[WORK INSTRUCTIONS]:
Each record should be given again exactly as it appears, with no image included.

━━ DATA FOR THIS EXERCISE

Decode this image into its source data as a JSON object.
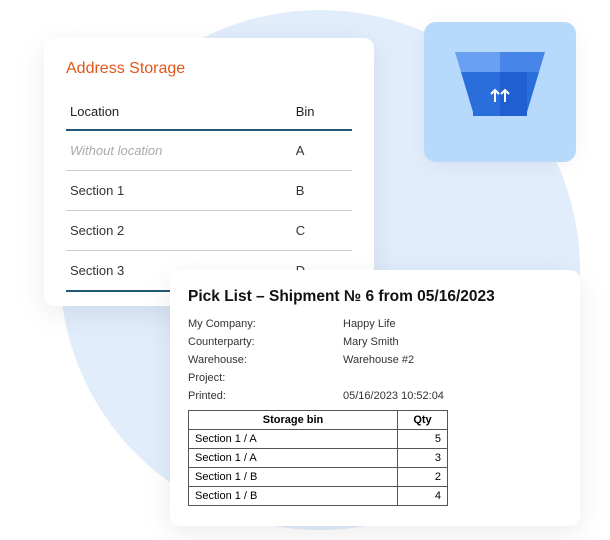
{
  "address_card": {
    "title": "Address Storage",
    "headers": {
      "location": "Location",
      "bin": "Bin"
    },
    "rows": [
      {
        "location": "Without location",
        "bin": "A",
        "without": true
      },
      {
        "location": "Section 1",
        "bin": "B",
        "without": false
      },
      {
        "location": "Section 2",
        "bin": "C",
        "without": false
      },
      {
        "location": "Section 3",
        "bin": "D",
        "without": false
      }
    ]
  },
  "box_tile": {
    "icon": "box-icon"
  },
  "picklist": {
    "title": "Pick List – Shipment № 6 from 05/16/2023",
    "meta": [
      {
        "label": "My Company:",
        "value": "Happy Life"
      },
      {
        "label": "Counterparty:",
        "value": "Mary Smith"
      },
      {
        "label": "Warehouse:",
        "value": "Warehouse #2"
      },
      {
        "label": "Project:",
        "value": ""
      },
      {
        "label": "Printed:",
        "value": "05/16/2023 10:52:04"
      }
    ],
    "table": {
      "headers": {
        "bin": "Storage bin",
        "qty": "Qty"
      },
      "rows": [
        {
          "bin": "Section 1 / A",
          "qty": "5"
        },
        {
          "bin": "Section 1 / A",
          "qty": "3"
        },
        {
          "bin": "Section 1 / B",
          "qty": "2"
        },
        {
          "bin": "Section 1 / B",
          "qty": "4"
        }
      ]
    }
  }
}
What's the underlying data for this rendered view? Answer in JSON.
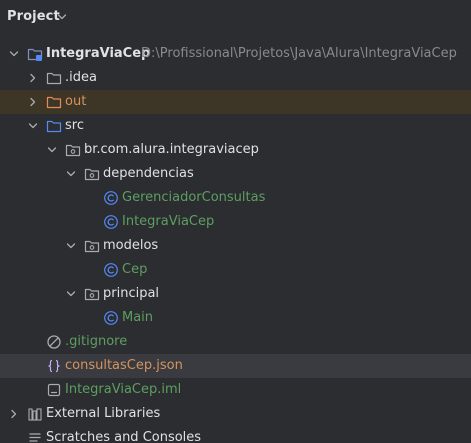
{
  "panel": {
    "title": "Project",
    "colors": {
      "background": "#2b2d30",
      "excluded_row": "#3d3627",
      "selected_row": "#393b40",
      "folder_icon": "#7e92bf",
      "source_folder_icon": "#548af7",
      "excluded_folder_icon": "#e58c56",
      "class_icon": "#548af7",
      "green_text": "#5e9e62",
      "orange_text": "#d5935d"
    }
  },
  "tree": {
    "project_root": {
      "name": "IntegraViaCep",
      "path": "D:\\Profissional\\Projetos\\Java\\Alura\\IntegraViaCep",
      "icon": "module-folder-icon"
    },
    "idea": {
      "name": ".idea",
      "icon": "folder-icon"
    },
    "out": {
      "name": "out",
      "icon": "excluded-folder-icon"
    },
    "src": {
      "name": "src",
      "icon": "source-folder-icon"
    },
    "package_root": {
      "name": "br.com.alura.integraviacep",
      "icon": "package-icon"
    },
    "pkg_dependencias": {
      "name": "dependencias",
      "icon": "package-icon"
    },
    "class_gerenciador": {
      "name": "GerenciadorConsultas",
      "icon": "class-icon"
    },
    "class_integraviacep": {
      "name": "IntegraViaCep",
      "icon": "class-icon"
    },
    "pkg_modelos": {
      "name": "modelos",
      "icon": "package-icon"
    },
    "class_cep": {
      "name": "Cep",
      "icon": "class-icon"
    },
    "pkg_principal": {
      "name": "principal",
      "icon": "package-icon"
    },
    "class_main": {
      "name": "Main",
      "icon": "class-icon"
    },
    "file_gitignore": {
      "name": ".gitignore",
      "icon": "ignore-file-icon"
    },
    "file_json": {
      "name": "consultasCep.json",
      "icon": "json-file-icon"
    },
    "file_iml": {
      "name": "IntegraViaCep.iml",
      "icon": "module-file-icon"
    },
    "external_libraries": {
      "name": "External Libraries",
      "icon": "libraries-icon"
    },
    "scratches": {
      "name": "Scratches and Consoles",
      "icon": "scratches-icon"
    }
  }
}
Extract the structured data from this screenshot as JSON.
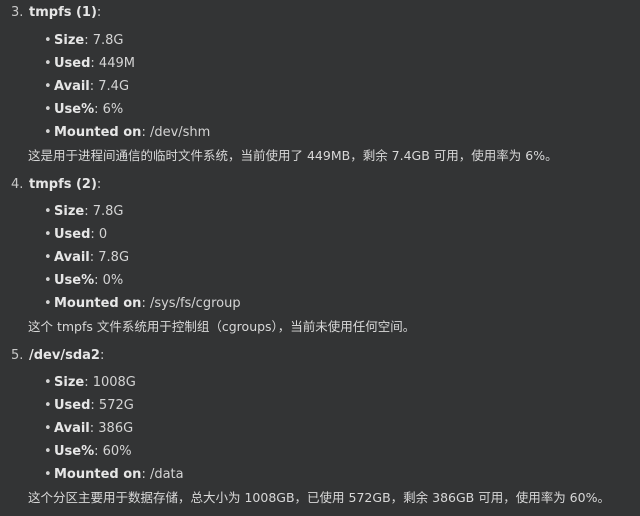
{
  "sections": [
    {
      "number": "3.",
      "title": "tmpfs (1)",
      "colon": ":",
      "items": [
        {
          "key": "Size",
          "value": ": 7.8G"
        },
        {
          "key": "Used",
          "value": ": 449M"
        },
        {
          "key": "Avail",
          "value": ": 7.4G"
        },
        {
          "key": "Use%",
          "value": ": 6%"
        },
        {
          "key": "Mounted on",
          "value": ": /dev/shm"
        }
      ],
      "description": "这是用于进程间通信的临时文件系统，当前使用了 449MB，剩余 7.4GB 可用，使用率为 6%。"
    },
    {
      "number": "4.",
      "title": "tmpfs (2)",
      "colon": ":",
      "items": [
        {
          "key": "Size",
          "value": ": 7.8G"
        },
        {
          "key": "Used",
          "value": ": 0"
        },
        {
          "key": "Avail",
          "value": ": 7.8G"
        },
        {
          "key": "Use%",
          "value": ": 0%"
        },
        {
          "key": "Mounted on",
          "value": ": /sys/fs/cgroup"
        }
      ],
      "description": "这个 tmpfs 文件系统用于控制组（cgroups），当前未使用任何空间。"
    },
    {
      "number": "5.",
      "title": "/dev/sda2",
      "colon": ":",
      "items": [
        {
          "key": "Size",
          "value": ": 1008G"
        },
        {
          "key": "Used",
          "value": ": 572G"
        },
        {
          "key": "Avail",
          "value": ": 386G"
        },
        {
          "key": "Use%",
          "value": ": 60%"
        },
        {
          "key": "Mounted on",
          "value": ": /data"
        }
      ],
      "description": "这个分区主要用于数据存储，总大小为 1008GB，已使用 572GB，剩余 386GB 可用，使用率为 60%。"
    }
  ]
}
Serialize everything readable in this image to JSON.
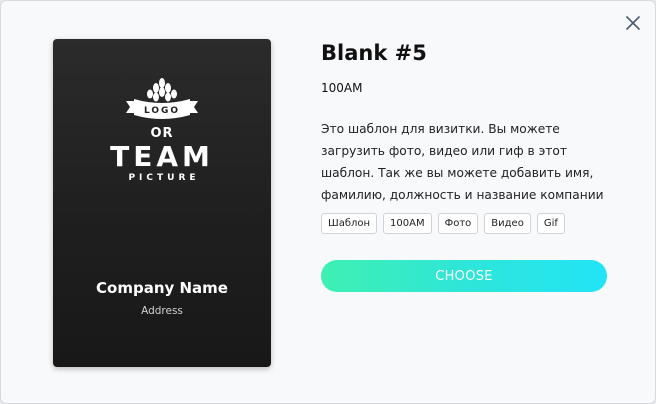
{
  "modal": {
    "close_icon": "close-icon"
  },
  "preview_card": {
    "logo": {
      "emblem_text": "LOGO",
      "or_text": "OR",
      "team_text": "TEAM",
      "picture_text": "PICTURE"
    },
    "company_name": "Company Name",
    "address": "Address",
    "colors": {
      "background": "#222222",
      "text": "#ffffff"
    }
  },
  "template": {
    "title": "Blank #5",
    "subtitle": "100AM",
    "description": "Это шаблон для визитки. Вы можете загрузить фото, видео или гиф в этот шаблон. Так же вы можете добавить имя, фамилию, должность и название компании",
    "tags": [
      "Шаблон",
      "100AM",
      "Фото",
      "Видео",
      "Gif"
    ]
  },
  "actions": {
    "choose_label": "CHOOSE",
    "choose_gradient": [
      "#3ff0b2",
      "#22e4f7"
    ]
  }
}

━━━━

[RESPONSE]:
Decode this image into its source data as a JSON object.
{
  "address_card": {
    "title": "Address Storage",
    "headers": {
      "location": "Location",
      "bin": "Bin"
    },
    "rows": [
      {
        "location": "Without location",
        "bin": "A",
        "without": true
      },
      {
        "location": "Section 1",
        "bin": "B",
        "without": false
      },
      {
        "location": "Section 2",
        "bin": "C",
        "without": false
      },
      {
        "location": "Section 3",
        "bin": "D",
        "without": false
      }
    ]
  },
  "box_tile": {
    "icon": "box-icon"
  },
  "picklist": {
    "title": "Pick List – Shipment № 6 from 05/16/2023",
    "meta": [
      {
        "label": "My Company:",
        "value": "Happy Life"
      },
      {
        "label": "Counterparty:",
        "value": "Mary Smith"
      },
      {
        "label": "Warehouse:",
        "value": "Warehouse #2"
      },
      {
        "label": "Project:",
        "value": ""
      },
      {
        "label": "Printed:",
        "value": "05/16/2023 10:52:04"
      }
    ],
    "table": {
      "headers": {
        "bin": "Storage bin",
        "qty": "Qty"
      },
      "rows": [
        {
          "bin": "Section 1 / A",
          "qty": "5"
        },
        {
          "bin": "Section 1 / A",
          "qty": "3"
        },
        {
          "bin": "Section 1 / B",
          "qty": "2"
        },
        {
          "bin": "Section 1 / B",
          "qty": "4"
        }
      ]
    }
  }
}
What's the underlying data for this rendered view? Answer in JSON.
{
  "panel": {
    "title": "Project",
    "colors": {
      "background": "#2b2d30",
      "excluded_row": "#3d3627",
      "selected_row": "#393b40",
      "folder_icon": "#7e92bf",
      "source_folder_icon": "#548af7",
      "excluded_folder_icon": "#e58c56",
      "class_icon": "#548af7",
      "green_text": "#5e9e62",
      "orange_text": "#d5935d"
    }
  },
  "tree": {
    "project_root": {
      "name": "IntegraViaCep",
      "path": "D:\\Profissional\\Projetos\\Java\\Alura\\IntegraViaCep",
      "icon": "module-folder-icon"
    },
    "idea": {
      "name": ".idea",
      "icon": "folder-icon"
    },
    "out": {
      "name": "out",
      "icon": "excluded-folder-icon"
    },
    "src": {
      "name": "src",
      "icon": "source-folder-icon"
    },
    "package_root": {
      "name": "br.com.alura.integraviacep",
      "icon": "package-icon"
    },
    "pkg_dependencias": {
      "name": "dependencias",
      "icon": "package-icon"
    },
    "class_gerenciador": {
      "name": "GerenciadorConsultas",
      "icon": "class-icon"
    },
    "class_integraviacep": {
      "name": "IntegraViaCep",
      "icon": "class-icon"
    },
    "pkg_modelos": {
      "name": "modelos",
      "icon": "package-icon"
    },
    "class_cep": {
      "name": "Cep",
      "icon": "class-icon"
    },
    "pkg_principal": {
      "name": "principal",
      "icon": "package-icon"
    },
    "class_main": {
      "name": "Main",
      "icon": "class-icon"
    },
    "file_gitignore": {
      "name": ".gitignore",
      "icon": "ignore-file-icon"
    },
    "file_json": {
      "name": "consultasCep.json",
      "icon": "json-file-icon"
    },
    "file_iml": {
      "name": "IntegraViaCep.iml",
      "icon": "module-file-icon"
    },
    "external_libraries": {
      "name": "External Libraries",
      "icon": "libraries-icon"
    },
    "scratches": {
      "name": "Scratches and Consoles",
      "icon": "scratches-icon"
    }
  }
}
Extract the structured data from this screenshot as JSON.
{
  "sections": [
    {
      "number": "3.",
      "title": "tmpfs (1)",
      "colon": ":",
      "items": [
        {
          "key": "Size",
          "value": ": 7.8G"
        },
        {
          "key": "Used",
          "value": ": 449M"
        },
        {
          "key": "Avail",
          "value": ": 7.4G"
        },
        {
          "key": "Use%",
          "value": ": 6%"
        },
        {
          "key": "Mounted on",
          "value": ": /dev/shm"
        }
      ],
      "description": "这是用于进程间通信的临时文件系统，当前使用了 449MB，剩余 7.4GB 可用，使用率为 6%。"
    },
    {
      "number": "4.",
      "title": "tmpfs (2)",
      "colon": ":",
      "items": [
        {
          "key": "Size",
          "value": ": 7.8G"
        },
        {
          "key": "Used",
          "value": ": 0"
        },
        {
          "key": "Avail",
          "value": ": 7.8G"
        },
        {
          "key": "Use%",
          "value": ": 0%"
        },
        {
          "key": "Mounted on",
          "value": ": /sys/fs/cgroup"
        }
      ],
      "description": "这个 tmpfs 文件系统用于控制组（cgroups），当前未使用任何空间。"
    },
    {
      "number": "5.",
      "title": "/dev/sda2",
      "colon": ":",
      "items": [
        {
          "key": "Size",
          "value": ": 1008G"
        },
        {
          "key": "Used",
          "value": ": 572G"
        },
        {
          "key": "Avail",
          "value": ": 386G"
        },
        {
          "key": "Use%",
          "value": ": 60%"
        },
        {
          "key": "Mounted on",
          "value": ": /data"
        }
      ],
      "description": "这个分区主要用于数据存储，总大小为 1008GB，已使用 572GB，剩余 386GB 可用，使用率为 60%。"
    }
  ]
}
Serialize everything readable in this image to JSON.
{
  "modal": {
    "close_icon": "close-icon"
  },
  "preview_card": {
    "logo": {
      "emblem_text": "LOGO",
      "or_text": "OR",
      "team_text": "TEAM",
      "picture_text": "PICTURE"
    },
    "company_name": "Company Name",
    "address": "Address",
    "colors": {
      "background": "#222222",
      "text": "#ffffff"
    }
  },
  "template": {
    "title": "Blank #5",
    "subtitle": "100AM",
    "description": "Это шаблон для визитки. Вы можете загрузить фото, видео или гиф в этот шаблон. Так же вы можете добавить имя, фамилию, должность и название компании",
    "tags": [
      "Шаблон",
      "100AM",
      "Фото",
      "Видео",
      "Gif"
    ]
  },
  "actions": {
    "choose_label": "CHOOSE",
    "choose_gradient": [
      "#3ff0b2",
      "#22e4f7"
    ]
  }
}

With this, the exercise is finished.